=== Begin Enclosure ===
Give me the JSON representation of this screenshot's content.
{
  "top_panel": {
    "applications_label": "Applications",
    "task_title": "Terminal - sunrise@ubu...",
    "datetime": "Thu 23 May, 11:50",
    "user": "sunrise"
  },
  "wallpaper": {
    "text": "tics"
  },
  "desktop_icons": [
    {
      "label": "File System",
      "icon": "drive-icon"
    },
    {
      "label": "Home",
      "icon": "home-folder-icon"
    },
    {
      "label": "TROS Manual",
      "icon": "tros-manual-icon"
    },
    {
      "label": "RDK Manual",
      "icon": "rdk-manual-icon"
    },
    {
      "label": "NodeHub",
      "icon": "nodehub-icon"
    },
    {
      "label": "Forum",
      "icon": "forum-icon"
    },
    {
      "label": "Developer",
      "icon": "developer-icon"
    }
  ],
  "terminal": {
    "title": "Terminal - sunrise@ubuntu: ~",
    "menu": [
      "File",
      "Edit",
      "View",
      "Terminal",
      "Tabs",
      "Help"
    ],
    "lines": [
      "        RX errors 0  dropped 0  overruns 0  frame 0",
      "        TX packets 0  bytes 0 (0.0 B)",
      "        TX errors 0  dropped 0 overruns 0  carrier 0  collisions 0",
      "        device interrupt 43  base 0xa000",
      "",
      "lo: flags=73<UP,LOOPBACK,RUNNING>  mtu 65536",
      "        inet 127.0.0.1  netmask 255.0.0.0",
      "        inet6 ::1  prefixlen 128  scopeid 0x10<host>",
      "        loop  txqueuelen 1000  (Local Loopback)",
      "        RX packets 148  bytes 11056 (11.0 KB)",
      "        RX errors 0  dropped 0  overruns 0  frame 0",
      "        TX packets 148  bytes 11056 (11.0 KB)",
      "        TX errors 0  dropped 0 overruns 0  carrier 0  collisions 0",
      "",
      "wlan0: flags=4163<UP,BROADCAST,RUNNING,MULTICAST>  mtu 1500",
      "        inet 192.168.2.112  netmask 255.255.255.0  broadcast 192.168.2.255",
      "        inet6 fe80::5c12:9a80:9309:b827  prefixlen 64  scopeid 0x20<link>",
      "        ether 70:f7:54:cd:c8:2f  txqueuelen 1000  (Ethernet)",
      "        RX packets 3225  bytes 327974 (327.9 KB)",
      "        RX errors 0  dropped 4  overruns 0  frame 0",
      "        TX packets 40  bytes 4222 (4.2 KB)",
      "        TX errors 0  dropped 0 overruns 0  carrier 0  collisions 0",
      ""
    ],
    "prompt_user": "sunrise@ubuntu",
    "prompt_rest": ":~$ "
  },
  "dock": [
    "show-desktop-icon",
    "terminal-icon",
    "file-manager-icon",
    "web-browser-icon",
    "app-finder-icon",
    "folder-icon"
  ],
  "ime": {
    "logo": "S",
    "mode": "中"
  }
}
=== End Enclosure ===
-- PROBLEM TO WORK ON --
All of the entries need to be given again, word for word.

-- RESULT OF THE EXERCISE --
Give me the JSON representation of this screenshot's content.
{
  "top_panel": {
    "applications_label": "Applications",
    "task_title": "Terminal - sunrise@ubu...",
    "datetime": "Thu 23 May, 11:50",
    "user": "sunrise"
  },
  "wallpaper": {
    "text": "tics"
  },
  "desktop_icons": [
    {
      "label": "File System",
      "icon": "drive-icon"
    },
    {
      "label": "Home",
      "icon": "home-folder-icon"
    },
    {
      "label": "TROS Manual",
      "icon": "tros-manual-icon"
    },
    {
      "label": "RDK Manual",
      "icon": "rdk-manual-icon"
    },
    {
      "label": "NodeHub",
      "icon": "nodehub-icon"
    },
    {
      "label": "Forum",
      "icon": "forum-icon"
    },
    {
      "label": "Developer",
      "icon": "developer-icon"
    }
  ],
  "terminal": {
    "title": "Terminal - sunrise@ubuntu: ~",
    "menu": [
      "File",
      "Edit",
      "View",
      "Terminal",
      "Tabs",
      "Help"
    ],
    "lines": [
      "        RX errors 0  dropped 0  overruns 0  frame 0",
      "        TX packets 0  bytes 0 (0.0 B)",
      "        TX errors 0  dropped 0 overruns 0  carrier 0  collisions 0",
      "        device interrupt 43  base 0xa000",
      "",
      "lo: flags=73<UP,LOOPBACK,RUNNING>  mtu 65536",
      "        inet 127.0.0.1  netmask 255.0.0.0",
      "        inet6 ::1  prefixlen 128  scopeid 0x10<host>",
      "        loop  txqueuelen 1000  (Local Loopback)",
      "        RX packets 148  bytes 11056 (11.0 KB)",
      "        RX errors 0  dropped 0  overruns 0  frame 0",
      "        TX packets 148  bytes 11056 (11.0 KB)",
      "        TX errors 0  dropped 0 overruns 0  carrier 0  collisions 0",
      "",
      "wlan0: flags=4163<UP,BROADCAST,RUNNING,MULTICAST>  mtu 1500",
      "        inet 192.168.2.112  netmask 255.255.255.0  broadcast 192.168.2.255",
      "        inet6 fe80::5c12:9a80:9309:b827  prefixlen 64  scopeid 0x20<link>",
      "        ether 70:f7:54:cd:c8:2f  txqueuelen 1000  (Ethernet)",
      "        RX packets 3225  bytes 327974 (327.9 KB)",
      "        RX errors 0  dropped 4  overruns 0  frame 0",
      "        TX packets 40  bytes 4222 (4.2 KB)",
      "        TX errors 0  dropped 0 overruns 0  carrier 0  collisions 0",
      ""
    ],
    "prompt_user": "sunrise@ubuntu",
    "prompt_rest": ":~$ "
  },
  "dock": [
    "show-desktop-icon",
    "terminal-icon",
    "file-manager-icon",
    "web-browser-icon",
    "app-finder-icon",
    "folder-icon"
  ],
  "ime": {
    "logo": "S",
    "mode": "中"
  }
}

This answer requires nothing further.